TORONTO, April 18 /CNW/ - A new $400,000 multi-media advertising
campaign launched today by Ontario's colleges is encouraging Aboriginal
Peoples throughout the province to explore the career opportunities
available through higher education.
"Ontario's colleges provide a welcoming environment with support
services and student centres to help students succeed," said Linda
Franklin, the president and CEO of Colleges Ontario. "Raising awareness
of the supports and opportunities available to students will encourage
more Aboriginal Peoples to pursue college education. This is the start
of a long-term effort that will make a real difference."
The campaign, called Break Your Own Trail, will include print, radio, online and poster advertisements. It was
developed by Spirit Creative, which specializes in marketing to
Canada's Aboriginal Peoples. The campaign has been co-funded by
Ontario's 24 colleges and by the Ministry of Training, Colleges and
Universities. The ads will run this spring and again in the fall.
Ontario's colleges have been running provincewide campaigns promoting
the value of college education since 2008. Franklin said the Break Your Own Trail campaign was developed to speak to some of the distinct issues faced by
Aboriginal Peoples when they are considering postsecondary education.
For example, First Nations peoples living on reserves face the challenge
of moving to a new community where most of the population isn't
The campaign was developed following consultations last year with
Aboriginal community members and students in 10 communities throughout
the province. John Sioui, the president of Spirit Creative, said the
feedback helped the agency develop creative that effectively motivates
young students and more mature students to explore higher education.
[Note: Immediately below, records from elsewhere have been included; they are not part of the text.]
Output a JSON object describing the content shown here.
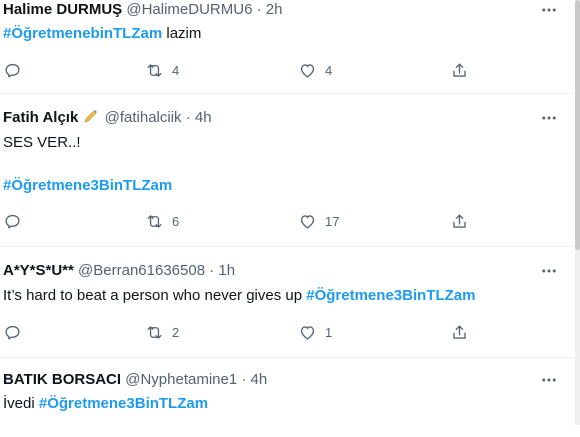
{
  "tweets": [
    {
      "name": "Halime DURMUŞ",
      "handle": "@HalimeDURMU6",
      "dot": "·",
      "time": "2h",
      "hashtag": "#ÖğretmenebinTLZam",
      "text_after": " lazim",
      "reply_count": "",
      "retweet_count": "4",
      "like_count": "4"
    },
    {
      "name": "Fatih Alçık",
      "emoji_icon": "writing-hand-icon",
      "handle": "@fatihalciik",
      "dot": "·",
      "time": "4h",
      "line1": "SES VER..!",
      "hashtag": "#Öğretmene3BinTLZam",
      "reply_count": "",
      "retweet_count": "6",
      "like_count": "17"
    },
    {
      "name": "A*Y*S*U**",
      "handle": "@Berran61636508",
      "dot": "·",
      "time": "1h",
      "text_before": "It’s hard to beat a person who never gives up ",
      "hashtag": "#Öğretmene3BinTLZam",
      "reply_count": "",
      "retweet_count": "2",
      "like_count": "1"
    },
    {
      "name": "BATIK BORSACI",
      "handle": "@Nyphetamine1",
      "dot": "·",
      "time": "4h",
      "text_before": "İvedi ",
      "hashtag": "#Öğretmene3BinTLZam"
    }
  ],
  "colors": {
    "accent": "#1d9bf0",
    "secondary_text": "#536471",
    "primary_text": "#0f1419",
    "divider": "#eff3f4"
  }
}
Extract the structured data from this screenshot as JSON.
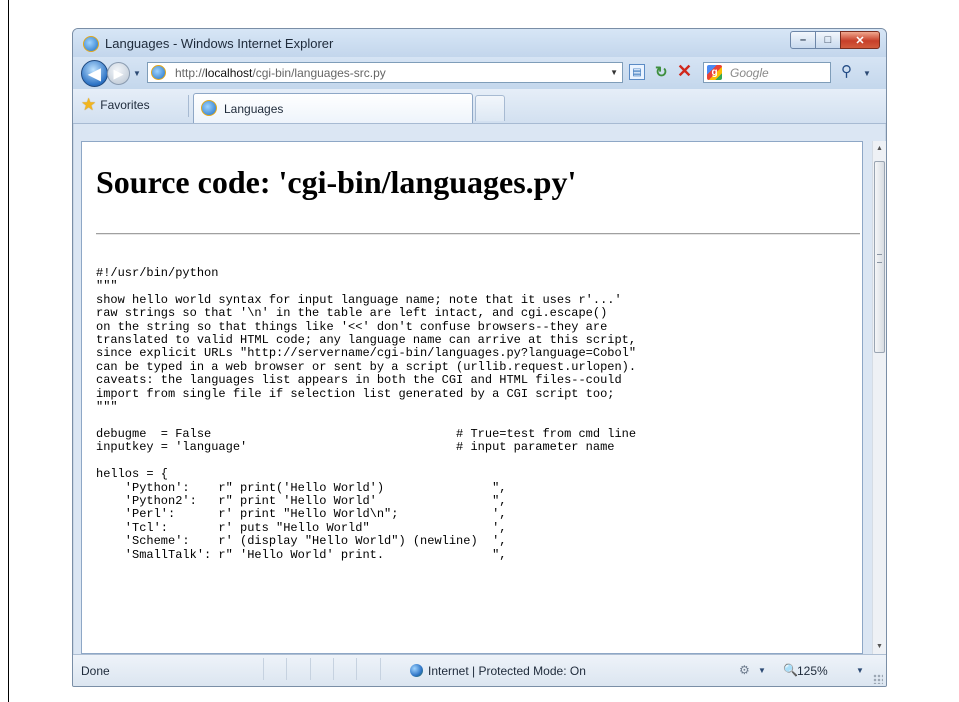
{
  "window": {
    "title": "Languages - Windows Internet Explorer",
    "minimize": "–",
    "maximize": "□",
    "close": "✕"
  },
  "nav": {
    "back": "◀",
    "forward": "▶",
    "dropdown": "▼",
    "address_prefix": "http://",
    "address_host": "localhost",
    "address_path": "/cgi-bin/languages-src.py",
    "address_dropdown": "▼",
    "compat_icon": "▤",
    "refresh": "↻",
    "stop": "✕",
    "search_placeholder": "Google",
    "search_logo": "g",
    "search_button": "⚲",
    "search_dropdown": "▼"
  },
  "favorites": {
    "star": "★",
    "label": "Favorites",
    "tab_label": "Languages"
  },
  "page": {
    "title": "Source code: 'cgi-bin/languages.py'",
    "source": "#!/usr/bin/python\n\"\"\"\nshow hello world syntax for input language name; note that it uses r'...'\nraw strings so that '\\n' in the table are left intact, and cgi.escape()\non the string so that things like '<<' don't confuse browsers--they are\ntranslated to valid HTML code; any language name can arrive at this script,\nsince explicit URLs \"http://servername/cgi-bin/languages.py?language=Cobol\"\ncan be typed in a web browser or sent by a script (urllib.request.urlopen).\ncaveats: the languages list appears in both the CGI and HTML files--could\nimport from single file if selection list generated by a CGI script too;\n\"\"\"\n\ndebugme  = False                                  # True=test from cmd line\ninputkey = 'language'                             # input parameter name\n\nhellos = {\n    'Python':    r\" print('Hello World')               \",\n    'Python2':   r\" print 'Hello World'                \",\n    'Perl':      r' print \"Hello World\\n\";             ',\n    'Tcl':       r' puts \"Hello World\"                 ',\n    'Scheme':    r' (display \"Hello World\") (newline)  ',\n    'SmallTalk': r\" 'Hello World' print.               \","
  },
  "scrollbar": {
    "up": "▲",
    "down": "▼"
  },
  "status": {
    "text": "Done",
    "zone": "Internet | Protected Mode: On",
    "security_icon": "⚙",
    "security_dropdown": "▼",
    "zoom_icon": "🔍",
    "zoom": "125%",
    "zoom_dropdown": "▼"
  }
}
"This builds on the optimism that is found throughout our communities,"
Sioui said. "The campaign respects the Aboriginal Peoples' cultures and
traditions and presents the message in a way that is exciting to
"This is an important step forward in encouraging greater numbers of
Aboriginal Peoples to pursue postsecondary education," said Training,
Colleges and Universities Minister John Milloy. "Higher education can
open many doors and our government is very pleased to be working with
the colleges to promote these opportunities."
Colleges Ontario is the voice of Ontario's 24 public colleges. Ontario's
colleges serve about 200 communities throughout the province,
delivering a wide range of career-focused education and training
programs to more than 200,000 full-time and 300,000 part-time students.
SOURCE Colleges Ontario
For further information:
Manager, Media Relations and Communications